# WORK REQUEST
Could you copy every line in the listing below that has the word "avatar"?

::::::::::

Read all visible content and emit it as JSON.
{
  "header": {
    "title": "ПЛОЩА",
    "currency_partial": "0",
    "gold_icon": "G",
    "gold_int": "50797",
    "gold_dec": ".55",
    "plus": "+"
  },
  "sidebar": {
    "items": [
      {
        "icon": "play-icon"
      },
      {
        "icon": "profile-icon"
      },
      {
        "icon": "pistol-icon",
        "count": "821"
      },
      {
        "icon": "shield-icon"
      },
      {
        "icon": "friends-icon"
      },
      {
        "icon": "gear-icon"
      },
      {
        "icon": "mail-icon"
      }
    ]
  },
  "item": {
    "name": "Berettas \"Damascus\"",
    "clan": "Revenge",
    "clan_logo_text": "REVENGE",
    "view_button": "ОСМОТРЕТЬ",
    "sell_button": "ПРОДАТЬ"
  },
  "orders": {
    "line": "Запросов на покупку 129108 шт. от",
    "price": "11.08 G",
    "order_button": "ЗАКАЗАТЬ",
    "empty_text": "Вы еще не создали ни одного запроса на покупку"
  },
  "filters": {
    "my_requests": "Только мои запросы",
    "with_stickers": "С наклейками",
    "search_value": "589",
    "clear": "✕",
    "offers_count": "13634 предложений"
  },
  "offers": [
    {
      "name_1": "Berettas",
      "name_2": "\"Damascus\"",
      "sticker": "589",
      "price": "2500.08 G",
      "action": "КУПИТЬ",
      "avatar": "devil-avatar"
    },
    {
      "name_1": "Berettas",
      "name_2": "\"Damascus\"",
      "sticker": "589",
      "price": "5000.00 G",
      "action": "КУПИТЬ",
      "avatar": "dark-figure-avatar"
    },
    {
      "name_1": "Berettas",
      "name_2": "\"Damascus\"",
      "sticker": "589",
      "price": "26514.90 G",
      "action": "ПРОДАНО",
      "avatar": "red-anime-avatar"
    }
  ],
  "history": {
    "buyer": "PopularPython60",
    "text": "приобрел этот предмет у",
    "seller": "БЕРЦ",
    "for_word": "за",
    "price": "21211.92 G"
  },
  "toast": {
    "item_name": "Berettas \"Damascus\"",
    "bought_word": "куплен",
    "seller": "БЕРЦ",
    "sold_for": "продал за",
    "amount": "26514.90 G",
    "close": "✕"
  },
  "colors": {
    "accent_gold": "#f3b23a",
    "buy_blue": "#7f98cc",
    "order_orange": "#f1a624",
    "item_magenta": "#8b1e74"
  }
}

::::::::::

# SOLUTION FOR THIS PROBLEM
      "avatar": "devil-avatar"
      "avatar": "dark-figure-avatar"
      "avatar": "red-anime-avatar"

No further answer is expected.